It turns out that the author, Brian Thomsen, was the managing editor of the fiction department at TSR. I initially pictured the story going something like this: He sees all these authors and editors at TSR cranking out popular fantasy novels. One day, he says “Hell, that looks easy! I’m going to do one too.” So he gets approval to write a Realms novel — from himself, since he’s the guy in charge — and then proceeds to vomit out the mass of absurdities that we’ve covered above. None of the editors who worked for him had the career-ending courage to call him on the bad ideas or rigorously edit his prose, because telling your boss that his work sucks is a great way to start collecting unemployment. So this bizarre pile of words ended up on bookshelves across the world, basically unedited and unreviewed, and everyone else involved tried as hard as they could to forget that it ever existed. In other words, it’s the story of TSR’s fall in microcosm: the people in charge are making terrible decisions, and none of the talented people under them can change the doomed vessel’s course.
But upon further research, it seems like the rot goes even deeper than that — not mere incompetence, but bumbling executive malice. Consider this recent ENWorld post by former TSR author and editor James Lowder:
Once Around the Realms was created at a time when TSR’s book department was struggling with some authors and editors over control of their Realms characters — some legal wrangling, mostly skirmishes for creative control. The book department’s relatively new lead editor, Brian Thomsen, did not get along with all the authors and editors who had been working on the line, and he did not share what had become the department’s philosophy on giving writers as much creative control of their work as possible. There had been a lot of blow-ups with different people, most notably with Bob Salvatore.
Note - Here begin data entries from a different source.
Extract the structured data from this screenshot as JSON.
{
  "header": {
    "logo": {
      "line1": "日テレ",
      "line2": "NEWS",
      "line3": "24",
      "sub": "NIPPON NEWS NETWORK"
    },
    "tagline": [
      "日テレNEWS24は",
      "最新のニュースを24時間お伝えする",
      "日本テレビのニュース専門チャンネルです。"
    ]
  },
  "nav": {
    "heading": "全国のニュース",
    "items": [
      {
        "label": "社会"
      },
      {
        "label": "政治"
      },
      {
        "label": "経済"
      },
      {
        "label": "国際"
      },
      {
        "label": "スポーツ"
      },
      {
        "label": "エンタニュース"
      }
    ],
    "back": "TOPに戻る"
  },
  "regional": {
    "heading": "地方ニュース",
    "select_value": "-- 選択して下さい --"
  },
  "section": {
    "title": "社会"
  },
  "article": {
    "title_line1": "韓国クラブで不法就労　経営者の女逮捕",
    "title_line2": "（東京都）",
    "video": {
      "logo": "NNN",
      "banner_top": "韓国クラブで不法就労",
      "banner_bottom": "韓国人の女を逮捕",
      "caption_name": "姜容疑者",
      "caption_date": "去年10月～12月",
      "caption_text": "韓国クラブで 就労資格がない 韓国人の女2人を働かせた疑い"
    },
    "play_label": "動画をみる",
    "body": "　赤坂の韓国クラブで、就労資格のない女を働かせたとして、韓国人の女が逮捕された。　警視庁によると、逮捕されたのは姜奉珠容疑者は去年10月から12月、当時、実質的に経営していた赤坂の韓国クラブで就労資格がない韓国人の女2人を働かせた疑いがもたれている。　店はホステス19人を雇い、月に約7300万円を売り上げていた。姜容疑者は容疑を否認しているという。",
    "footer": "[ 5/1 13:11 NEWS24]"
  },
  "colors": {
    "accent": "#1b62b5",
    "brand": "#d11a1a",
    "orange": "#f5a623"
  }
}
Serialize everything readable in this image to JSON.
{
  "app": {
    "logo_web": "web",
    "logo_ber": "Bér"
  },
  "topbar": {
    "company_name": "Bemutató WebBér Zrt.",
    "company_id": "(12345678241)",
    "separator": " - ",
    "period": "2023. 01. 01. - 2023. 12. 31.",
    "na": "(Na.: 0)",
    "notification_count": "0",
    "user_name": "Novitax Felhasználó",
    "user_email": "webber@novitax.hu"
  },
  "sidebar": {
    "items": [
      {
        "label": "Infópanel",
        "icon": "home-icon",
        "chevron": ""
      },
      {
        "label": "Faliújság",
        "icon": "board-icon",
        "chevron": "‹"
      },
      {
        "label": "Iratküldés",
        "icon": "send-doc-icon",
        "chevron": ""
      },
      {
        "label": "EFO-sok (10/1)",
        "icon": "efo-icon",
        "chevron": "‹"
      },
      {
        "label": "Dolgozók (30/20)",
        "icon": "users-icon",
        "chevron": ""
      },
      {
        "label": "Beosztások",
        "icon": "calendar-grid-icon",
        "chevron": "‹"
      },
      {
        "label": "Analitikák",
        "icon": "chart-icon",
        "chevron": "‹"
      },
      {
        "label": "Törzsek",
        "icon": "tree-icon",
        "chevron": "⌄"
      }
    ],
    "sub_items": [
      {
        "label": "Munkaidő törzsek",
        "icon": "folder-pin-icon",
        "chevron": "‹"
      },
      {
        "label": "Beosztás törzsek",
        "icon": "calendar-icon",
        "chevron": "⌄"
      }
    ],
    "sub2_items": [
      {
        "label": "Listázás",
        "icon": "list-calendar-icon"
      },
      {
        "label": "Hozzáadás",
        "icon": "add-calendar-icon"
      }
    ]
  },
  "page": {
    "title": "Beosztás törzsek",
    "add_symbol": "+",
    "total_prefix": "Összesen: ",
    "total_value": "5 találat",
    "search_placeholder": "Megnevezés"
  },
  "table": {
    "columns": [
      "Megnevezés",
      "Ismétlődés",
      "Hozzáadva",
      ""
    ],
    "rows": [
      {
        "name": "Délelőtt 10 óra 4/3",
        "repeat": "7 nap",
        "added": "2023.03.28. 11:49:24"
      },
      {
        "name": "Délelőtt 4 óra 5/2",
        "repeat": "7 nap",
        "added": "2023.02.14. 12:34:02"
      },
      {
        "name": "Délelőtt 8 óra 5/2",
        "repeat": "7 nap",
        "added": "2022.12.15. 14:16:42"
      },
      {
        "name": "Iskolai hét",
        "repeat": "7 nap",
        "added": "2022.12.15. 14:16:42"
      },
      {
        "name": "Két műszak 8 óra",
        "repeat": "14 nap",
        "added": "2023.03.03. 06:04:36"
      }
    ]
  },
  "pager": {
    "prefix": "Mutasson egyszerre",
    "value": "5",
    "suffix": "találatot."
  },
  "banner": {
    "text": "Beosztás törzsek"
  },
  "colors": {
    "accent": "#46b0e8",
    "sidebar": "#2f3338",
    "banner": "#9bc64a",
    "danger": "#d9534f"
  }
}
OAtR was Thomsen’s and TSR’s way of showing the authors who had control of the world. It was written quickly, and by Thomsen because he was a full-time employee, so TSR could make it clear all the characters who appeared were controlled by the company.
I assume “all the characters” doesn’t include the A-Team. But this book goes to absurd lengths to include or mention in passing as many characters from other novels as possible — Drizzt Do’Urden, Alias, Dragonbait, Olive Ruskettle, Danilo Thann, Storm Silverhand, Khelben Arunsun, Artus Cimber and more — and now it’s clear why.
In any event, I’m just glad this is over so that I can move on. This is going to make the upcoming Ed Greenwood novel feel like Tolstoy by comparison. There’s also a sequel to Once Around the Realms: 1996’s The Mage in the Iron Mask, also by Thomsen. (Gee, I wonder where he got the idea for that one from.) It’s possible that my mental health will have sufficiently recovered by that point that I’ll be willing to take a stab at it, but I make no promises. Now if you’ll excuse me, I’m going to go read a good novel to remind myself that it’s possible to find joy in literature.
 Presumably the reason why the author thought he was being clever here is that both Eric Idle and Cantinflas played Jean Passepartout in screen adaptations of Around the World in 80 Days.